Facts about liquidated damages in Tennessee
On Behalf of McNabb, Bragorgos, Burgess & Sorin, PLLC | Jul 26, 2022 | Construction Law
Liquidated damages are a common feature in construction disputes. This is because they offer a way for construction professionals to protect themselves from the risks of delay and other problems. Whether you’re a construction contractor, subcontractor, or owner, it’s important to understand these damages and how they can impact your construction business.
What are liquidated damages?
Liquidated damages are a contractual provision that sets a specific amount of money that’s paid in the event of a breach. Per construction law, this amount is typically intended to compensate the non-breaching party for any losses incurred as a result of the breach. In construction contracts, liquidated damages are typically used to cover the costs of delays, schedule disruptions and other problems that can occur during a construction project.
How are liquidated damages calculated?

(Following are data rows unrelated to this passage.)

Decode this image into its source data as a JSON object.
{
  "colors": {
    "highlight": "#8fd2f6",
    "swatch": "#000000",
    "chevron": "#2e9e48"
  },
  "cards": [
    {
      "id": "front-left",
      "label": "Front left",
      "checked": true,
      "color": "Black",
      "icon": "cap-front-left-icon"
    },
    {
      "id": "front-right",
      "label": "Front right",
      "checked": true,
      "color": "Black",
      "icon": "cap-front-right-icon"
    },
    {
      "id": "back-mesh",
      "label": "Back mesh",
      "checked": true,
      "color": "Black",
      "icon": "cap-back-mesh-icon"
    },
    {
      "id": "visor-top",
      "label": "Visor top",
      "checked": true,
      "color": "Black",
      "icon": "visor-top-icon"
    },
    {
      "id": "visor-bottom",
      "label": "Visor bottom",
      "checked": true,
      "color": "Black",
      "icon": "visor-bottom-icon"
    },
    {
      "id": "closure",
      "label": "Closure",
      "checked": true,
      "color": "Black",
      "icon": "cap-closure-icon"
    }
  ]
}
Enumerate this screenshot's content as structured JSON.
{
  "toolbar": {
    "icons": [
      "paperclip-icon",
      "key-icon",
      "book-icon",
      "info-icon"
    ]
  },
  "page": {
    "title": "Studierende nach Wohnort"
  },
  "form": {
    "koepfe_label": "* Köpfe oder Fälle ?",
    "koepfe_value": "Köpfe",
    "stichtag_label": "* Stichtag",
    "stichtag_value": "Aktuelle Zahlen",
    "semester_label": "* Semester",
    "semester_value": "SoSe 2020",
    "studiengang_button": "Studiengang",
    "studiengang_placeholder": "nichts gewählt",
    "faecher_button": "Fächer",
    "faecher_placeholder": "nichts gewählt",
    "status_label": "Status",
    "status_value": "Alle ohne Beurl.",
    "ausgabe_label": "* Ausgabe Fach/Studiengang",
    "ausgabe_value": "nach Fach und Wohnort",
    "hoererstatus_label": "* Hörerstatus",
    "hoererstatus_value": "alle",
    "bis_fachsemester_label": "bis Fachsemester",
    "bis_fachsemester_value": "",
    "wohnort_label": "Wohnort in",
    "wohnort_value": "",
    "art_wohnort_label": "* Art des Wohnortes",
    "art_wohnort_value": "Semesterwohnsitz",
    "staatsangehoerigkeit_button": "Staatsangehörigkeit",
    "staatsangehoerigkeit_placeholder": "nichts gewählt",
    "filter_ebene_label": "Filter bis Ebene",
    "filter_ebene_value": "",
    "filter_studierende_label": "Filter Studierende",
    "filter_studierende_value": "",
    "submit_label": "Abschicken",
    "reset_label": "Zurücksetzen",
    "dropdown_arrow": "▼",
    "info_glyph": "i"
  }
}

Liquidated damages are typically calculated as a certain amount of money per day or week of delay. For example, if a construction contract has a clause that stipulates liquidated damages of $500 per day for delays, then the contractor would owe the owner $500 for each day that the project gets delayed. In some cases, liquidated damages can be a percentage of the total contract value. For example, if a construction contract is worth $100,000 and has a clause that stipulates liquidated damages of 20%, then the contractor would owe the owner $20,000 for each day that the project is delayed.

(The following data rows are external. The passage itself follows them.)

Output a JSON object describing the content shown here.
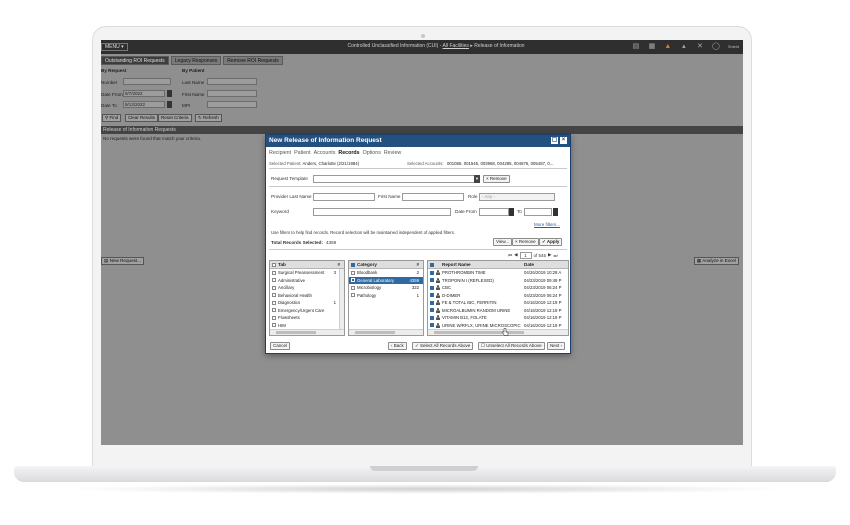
{
  "app": {
    "menu_label": "MENU ▾",
    "title_prefix": "Controlled Unclassified Information (CUI) - ",
    "title_link": "All Facilities",
    "title_suffix": " ▸ Release of Information",
    "user_label": "Shield"
  },
  "tabs": [
    {
      "label": "Outstanding ROI Requests"
    },
    {
      "label": "Legacy Responses"
    },
    {
      "label": "Remove ROI Requests"
    }
  ],
  "search_form": {
    "by_request_heading": "By Request",
    "number_label": "Number",
    "date_from_label": "Date From",
    "date_from_value": "9/7/2022",
    "date_to_label": "Date To",
    "date_to_value": "9/13/2022",
    "by_patient_heading": "By Patient",
    "last_name_label": "Last Name",
    "first_name_label": "First Name",
    "mpi_label": "MPI",
    "find_label": "Find",
    "clear_results_label": "Clear Results",
    "reset_criteria_label": "Reset Criteria",
    "refresh_label": "Refresh"
  },
  "results": {
    "section_title": "Release of Information Requests",
    "empty_message": "No requests were found that match your criteria."
  },
  "page_buttons": {
    "new_request": "New Request...",
    "analyze_excel": "Analyze in Excel"
  },
  "modal": {
    "title": "New Release of Information Request",
    "wizard_steps": [
      "Recipient",
      "Patient",
      "Accounts",
      "Records",
      "Options",
      "Review"
    ],
    "active_step": "Records",
    "selected_patient_label": "Selected Patient:",
    "selected_patient_value": "Anders, Charlotte (2/21/1984)",
    "selected_accounts_label": "Selected Accounts:",
    "selected_accounts_value": "001086, 001545, 003968, 004285, 004876, 005487, 0...",
    "request_template_label": "Request Template",
    "remove_template_label": "Remove",
    "provider_last_name_label": "Provider Last Name",
    "first_name_label": "First Name",
    "role_label": "Role",
    "role_placeholder": "- Any -",
    "keyword_label": "Keyword",
    "date_from_label": "Date From",
    "to_label": "To",
    "more_filters_label": "More filters...",
    "filter_hint": "Use filters to help find records. Record selection will be maintained independent of applied filters.",
    "total_records_label": "Total Records Selected:",
    "total_records_value": "4359",
    "view_label": "View...",
    "remove_label": "Remove",
    "apply_label": "Apply",
    "pager": {
      "current_page": "1",
      "page_of_label": "of 545"
    },
    "tab_list": {
      "headers": {
        "name": "Tab",
        "count": "#"
      },
      "items": [
        {
          "label": "Surgical Preassessment",
          "count": "3"
        },
        {
          "label": "Administrative",
          "count": ""
        },
        {
          "label": "Ancillary",
          "count": ""
        },
        {
          "label": "Behavioral Health",
          "count": ""
        },
        {
          "label": "Diagnostics",
          "count": "1"
        },
        {
          "label": "Emergency/Urgent Care",
          "count": ""
        },
        {
          "label": "Flowsheets",
          "count": ""
        },
        {
          "label": "HIM",
          "count": ""
        }
      ]
    },
    "category_list": {
      "headers": {
        "name": "Category",
        "count": "#"
      },
      "items": [
        {
          "label": "Bloodbank",
          "count": "2",
          "selected": false,
          "checked": false
        },
        {
          "label": "General Laboratory",
          "count": "4359",
          "selected": true,
          "checked": true
        },
        {
          "label": "Microbiology",
          "count": "322",
          "selected": false,
          "checked": false
        },
        {
          "label": "Pathology",
          "count": "1",
          "selected": false,
          "checked": false
        }
      ]
    },
    "report_list": {
      "headers": {
        "name": "Report Name",
        "date": "Date"
      },
      "items": [
        {
          "name": "PROTHROMBIN TIME",
          "date": "04/26/2019 10:28 A"
        },
        {
          "name": "TROPONIN I (REFLEXED)",
          "date": "04/23/2019 09:49 P"
        },
        {
          "name": "CBC",
          "date": "04/23/2019 06:24 P"
        },
        {
          "name": "D-DIMER",
          "date": "04/23/2019 06:24 P"
        },
        {
          "name": "FE & TOTAL IBC, FERRITIN",
          "date": "04/16/2019 12:19 P"
        },
        {
          "name": "MICROALBUMIN RANDOM URINE",
          "date": "04/16/2019 12:19 P"
        },
        {
          "name": "VITAMIN B12, FOLATE",
          "date": "04/16/2019 12:19 P"
        },
        {
          "name": "URINE W/RFLX, URINE MICROSCOPIC",
          "date": "04/16/2019 12:19 P"
        }
      ]
    },
    "cancel_label": "Cancel",
    "back_label": "‹ Back",
    "select_all_label": "Select All Records Above",
    "unselect_all_label": "Unselect All Records Above",
    "next_label": "Next ›"
  },
  "colors": {
    "modal_titlebar": "#24507f",
    "selection": "#2f6aa3",
    "screen_overlay": "#8f8f8f",
    "accent_icon": "#d87a2a"
  },
  "icons": [
    "search-icon",
    "refresh-icon",
    "calendar-icon",
    "chevron-down-icon",
    "close-icon",
    "maximize-icon",
    "checkmark-icon",
    "first-page-icon",
    "prev-page-icon",
    "next-page-icon",
    "last-page-icon",
    "person-icon",
    "hand-cursor-icon"
  ]
}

How can you avoid liquidated damages?
There are a few ways that you can avoid liquidated damages. One way is to negotiate a lower rate with the other party. Another way is to include a clause in the contract that allows for delays due to certain events, such as weather or construction problems. Finally, you can purchase insurance that will cover the costs of liquidated damages.

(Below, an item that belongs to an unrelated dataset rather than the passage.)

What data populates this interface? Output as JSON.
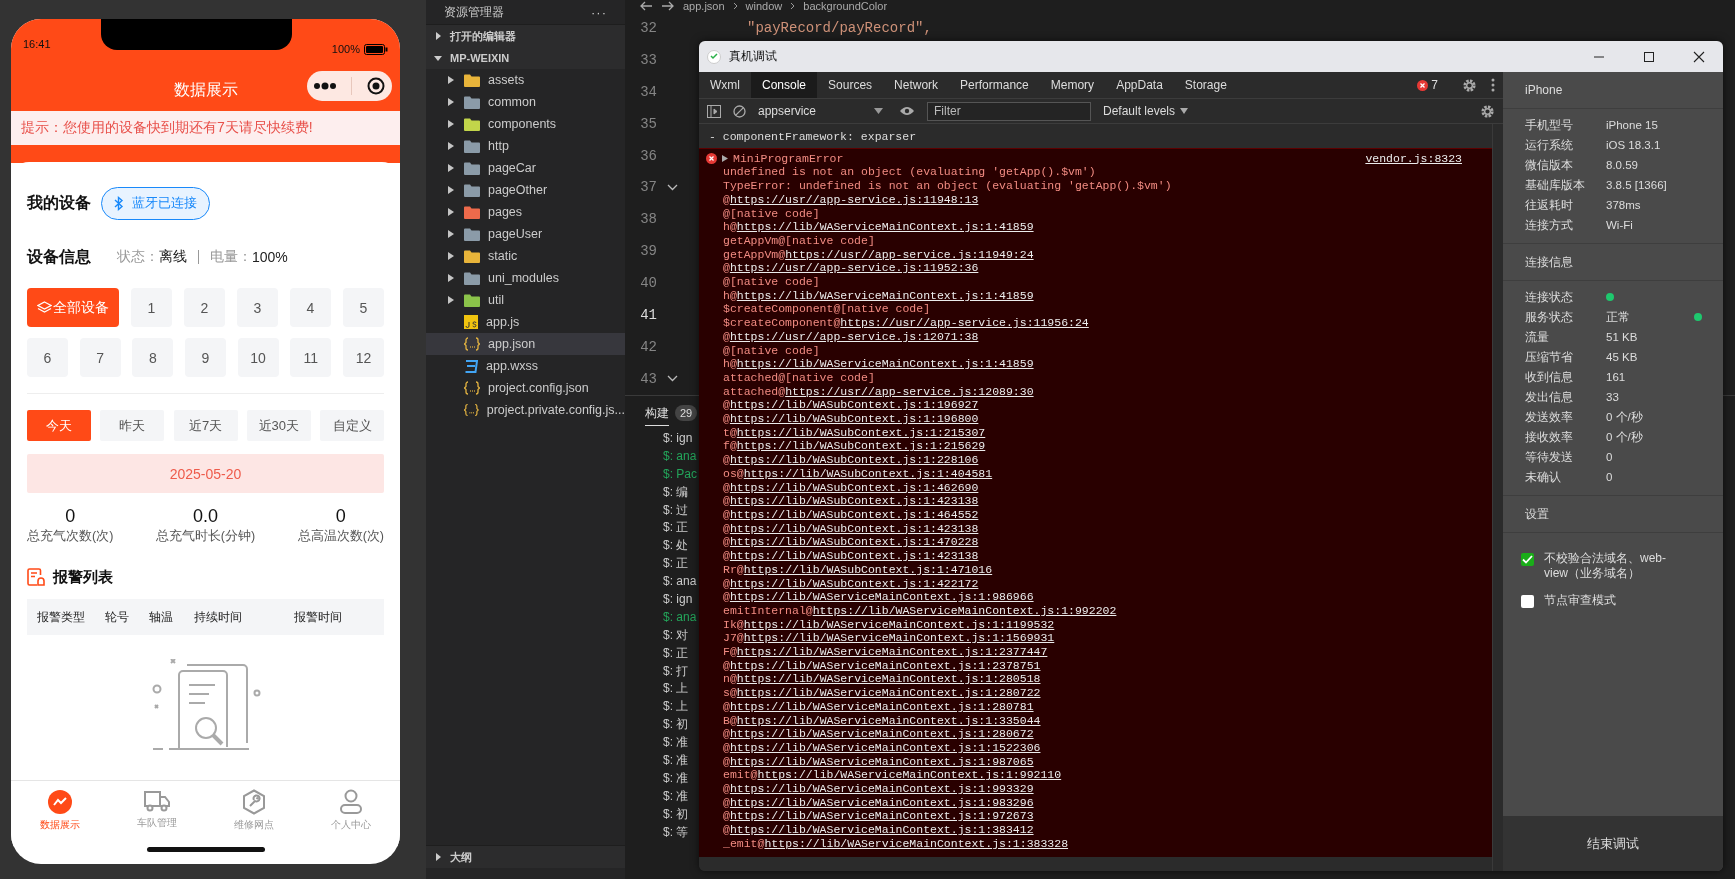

Liquidated damages can be a helpful tool for construction professionals, but it’s important to understand how they work before you agree to them. By knowing the ins and outs of liquidated damages, you can protect your construction business from the risks of delays and other problems.